Abortion has been a deeply debated and divisive issue in both the United Kingdom and Ireland. Understanding the extent of abortion and its long-term demographic and social impact, as well as considering the traditional Christian position on the matter, sheds light on the complexity of this issue.
In the United Kingdom, abortion has been legal since 1967 under the Abortion Act, with later amendments. This legislation permits abortions under various circumstances, including when the physical or mental health of the mother is at risk, foetal abnormalities, or if the pregnancy is a result of rape. The guidelines are interpreted so widely that the UK has one of the highest abortion rates in Europe.
Ireland had some of the most restrictive abortion laws globally until the repeal of the Eighth Amendment in 2018. The 2018 referendum legalised abortion in Ireland, albeit with certain restrictions and conditions.
The high abortion rate in the UK has demographic implications, contributing to a decline in the overall birth rate.
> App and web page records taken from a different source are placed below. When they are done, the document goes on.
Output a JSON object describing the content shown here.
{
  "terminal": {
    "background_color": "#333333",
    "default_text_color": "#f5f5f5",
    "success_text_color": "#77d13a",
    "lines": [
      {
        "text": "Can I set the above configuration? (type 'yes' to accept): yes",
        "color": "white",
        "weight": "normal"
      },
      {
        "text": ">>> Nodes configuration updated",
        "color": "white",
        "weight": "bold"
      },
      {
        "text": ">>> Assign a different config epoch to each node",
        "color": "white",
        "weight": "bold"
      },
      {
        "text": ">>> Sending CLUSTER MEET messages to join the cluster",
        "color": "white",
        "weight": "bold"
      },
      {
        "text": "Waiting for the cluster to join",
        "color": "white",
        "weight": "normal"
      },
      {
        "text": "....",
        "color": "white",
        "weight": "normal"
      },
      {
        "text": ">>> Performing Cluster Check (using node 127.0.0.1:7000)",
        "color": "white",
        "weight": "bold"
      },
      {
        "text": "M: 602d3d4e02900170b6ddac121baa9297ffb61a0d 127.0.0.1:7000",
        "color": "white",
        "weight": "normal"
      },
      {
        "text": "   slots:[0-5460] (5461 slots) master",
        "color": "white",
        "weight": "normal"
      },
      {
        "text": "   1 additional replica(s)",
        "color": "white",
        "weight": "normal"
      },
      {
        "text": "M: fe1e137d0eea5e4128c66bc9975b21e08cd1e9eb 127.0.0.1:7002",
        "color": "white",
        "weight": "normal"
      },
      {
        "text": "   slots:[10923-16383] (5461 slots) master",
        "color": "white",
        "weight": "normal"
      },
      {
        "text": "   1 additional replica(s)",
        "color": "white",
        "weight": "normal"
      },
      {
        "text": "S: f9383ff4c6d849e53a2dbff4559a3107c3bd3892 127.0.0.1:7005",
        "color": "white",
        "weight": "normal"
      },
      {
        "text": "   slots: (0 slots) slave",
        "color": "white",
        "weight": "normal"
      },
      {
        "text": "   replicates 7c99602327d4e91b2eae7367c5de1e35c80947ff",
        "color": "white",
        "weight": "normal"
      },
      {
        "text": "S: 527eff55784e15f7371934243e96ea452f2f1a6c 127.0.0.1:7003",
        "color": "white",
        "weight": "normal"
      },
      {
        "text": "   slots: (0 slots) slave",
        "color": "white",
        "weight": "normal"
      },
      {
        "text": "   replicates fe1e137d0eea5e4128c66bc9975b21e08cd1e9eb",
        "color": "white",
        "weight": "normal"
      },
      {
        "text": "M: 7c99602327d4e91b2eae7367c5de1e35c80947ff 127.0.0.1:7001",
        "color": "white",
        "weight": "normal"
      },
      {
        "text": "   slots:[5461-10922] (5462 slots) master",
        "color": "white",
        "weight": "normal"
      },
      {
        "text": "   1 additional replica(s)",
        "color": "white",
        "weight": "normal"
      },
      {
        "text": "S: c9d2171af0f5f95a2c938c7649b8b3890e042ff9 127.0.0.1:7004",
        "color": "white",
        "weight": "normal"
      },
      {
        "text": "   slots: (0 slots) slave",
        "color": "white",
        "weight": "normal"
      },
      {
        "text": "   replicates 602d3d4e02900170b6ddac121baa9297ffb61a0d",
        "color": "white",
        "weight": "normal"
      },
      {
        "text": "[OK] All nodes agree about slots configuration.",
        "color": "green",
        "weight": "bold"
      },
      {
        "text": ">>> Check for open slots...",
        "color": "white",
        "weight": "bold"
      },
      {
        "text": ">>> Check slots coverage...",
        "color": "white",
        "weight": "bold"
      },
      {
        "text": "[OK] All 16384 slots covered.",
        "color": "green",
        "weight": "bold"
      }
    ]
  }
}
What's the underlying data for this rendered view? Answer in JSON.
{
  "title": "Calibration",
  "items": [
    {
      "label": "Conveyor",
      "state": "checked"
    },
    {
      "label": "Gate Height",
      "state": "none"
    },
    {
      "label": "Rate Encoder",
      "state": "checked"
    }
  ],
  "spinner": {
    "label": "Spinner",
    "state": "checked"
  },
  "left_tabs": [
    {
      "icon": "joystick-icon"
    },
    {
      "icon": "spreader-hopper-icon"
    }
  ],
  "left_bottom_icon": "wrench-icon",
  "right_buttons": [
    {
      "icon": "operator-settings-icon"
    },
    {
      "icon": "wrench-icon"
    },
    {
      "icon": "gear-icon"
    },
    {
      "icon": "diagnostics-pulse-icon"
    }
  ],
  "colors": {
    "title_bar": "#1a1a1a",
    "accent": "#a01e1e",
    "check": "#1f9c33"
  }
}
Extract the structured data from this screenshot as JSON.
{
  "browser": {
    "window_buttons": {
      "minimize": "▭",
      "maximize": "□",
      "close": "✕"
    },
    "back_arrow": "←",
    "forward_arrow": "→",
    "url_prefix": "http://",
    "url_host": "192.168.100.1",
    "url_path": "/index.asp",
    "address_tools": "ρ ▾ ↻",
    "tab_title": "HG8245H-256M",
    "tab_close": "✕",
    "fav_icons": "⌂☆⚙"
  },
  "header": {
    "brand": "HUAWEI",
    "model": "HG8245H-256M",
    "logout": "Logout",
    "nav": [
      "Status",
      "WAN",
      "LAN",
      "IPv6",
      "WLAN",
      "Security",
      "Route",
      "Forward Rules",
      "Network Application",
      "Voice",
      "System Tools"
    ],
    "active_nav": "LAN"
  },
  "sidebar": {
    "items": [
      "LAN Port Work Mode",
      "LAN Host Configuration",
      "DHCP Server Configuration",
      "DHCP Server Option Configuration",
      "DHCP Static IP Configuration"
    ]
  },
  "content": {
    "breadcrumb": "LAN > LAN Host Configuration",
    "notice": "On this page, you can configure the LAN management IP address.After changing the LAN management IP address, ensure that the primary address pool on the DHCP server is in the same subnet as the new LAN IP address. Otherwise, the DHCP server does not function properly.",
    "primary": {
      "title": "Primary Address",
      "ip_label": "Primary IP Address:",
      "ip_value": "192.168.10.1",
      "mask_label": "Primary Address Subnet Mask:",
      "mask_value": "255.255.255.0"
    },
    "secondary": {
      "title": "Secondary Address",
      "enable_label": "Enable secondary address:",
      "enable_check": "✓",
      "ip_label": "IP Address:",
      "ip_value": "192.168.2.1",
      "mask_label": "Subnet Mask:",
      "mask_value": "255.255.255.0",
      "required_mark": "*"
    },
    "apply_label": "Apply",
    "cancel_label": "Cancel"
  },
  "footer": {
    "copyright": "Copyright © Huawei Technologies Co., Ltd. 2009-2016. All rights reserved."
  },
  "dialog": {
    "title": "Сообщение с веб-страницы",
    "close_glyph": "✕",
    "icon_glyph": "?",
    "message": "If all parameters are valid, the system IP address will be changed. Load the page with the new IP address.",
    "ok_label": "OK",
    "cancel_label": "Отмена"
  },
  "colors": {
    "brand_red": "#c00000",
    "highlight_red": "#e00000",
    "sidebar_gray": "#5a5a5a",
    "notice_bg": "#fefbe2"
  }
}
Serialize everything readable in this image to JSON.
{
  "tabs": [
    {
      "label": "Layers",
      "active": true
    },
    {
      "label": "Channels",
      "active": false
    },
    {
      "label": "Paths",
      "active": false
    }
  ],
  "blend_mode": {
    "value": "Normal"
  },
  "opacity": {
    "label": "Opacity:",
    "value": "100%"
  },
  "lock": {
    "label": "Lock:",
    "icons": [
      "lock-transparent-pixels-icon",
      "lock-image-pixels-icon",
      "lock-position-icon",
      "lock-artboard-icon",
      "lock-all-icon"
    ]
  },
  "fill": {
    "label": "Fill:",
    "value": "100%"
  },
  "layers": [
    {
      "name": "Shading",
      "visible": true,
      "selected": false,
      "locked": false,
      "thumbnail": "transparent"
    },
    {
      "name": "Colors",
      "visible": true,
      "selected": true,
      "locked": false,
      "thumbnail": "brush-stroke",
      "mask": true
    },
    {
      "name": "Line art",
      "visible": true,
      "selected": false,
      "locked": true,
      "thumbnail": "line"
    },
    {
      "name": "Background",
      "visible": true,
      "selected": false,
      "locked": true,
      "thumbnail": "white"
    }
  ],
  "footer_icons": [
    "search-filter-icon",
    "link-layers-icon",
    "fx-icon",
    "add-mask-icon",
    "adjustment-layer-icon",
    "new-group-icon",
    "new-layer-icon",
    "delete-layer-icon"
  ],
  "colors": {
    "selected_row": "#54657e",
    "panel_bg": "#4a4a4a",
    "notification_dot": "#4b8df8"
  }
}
A reduced birth leads to an aging population, a smaller workforce, and changes in the dependency ratio.
The long-term demographic and social impact of Ireland's shift towards legalising abortion is still unfolding. With greater access to abortion services within the country, there is certain to be a demographic impact, with the resulting vacuum acting as an encouragement to further immigration, particularly from Africa, where average families remain large.
The traditional Christian position on abortion is rooted in the belief in the sanctity of human life. True Christian oppose abortion on the grounds that it involves the taking of an innocent human life, starting at conception.
Christians who hold this perspective argue that abortion is morally wrong and should be prohibited, except in cases where the mother's life is in imminent danger. They advocate for the protection of the unborn child's rights and emphasise the importance of alternatives to abortion, such as adoption and comprehensive support for pregnant women.
We were commanded from the very beginning to "Be fruitful and multiply". Murdering babies in order to break this command is a sin of staggering and tragic proportions.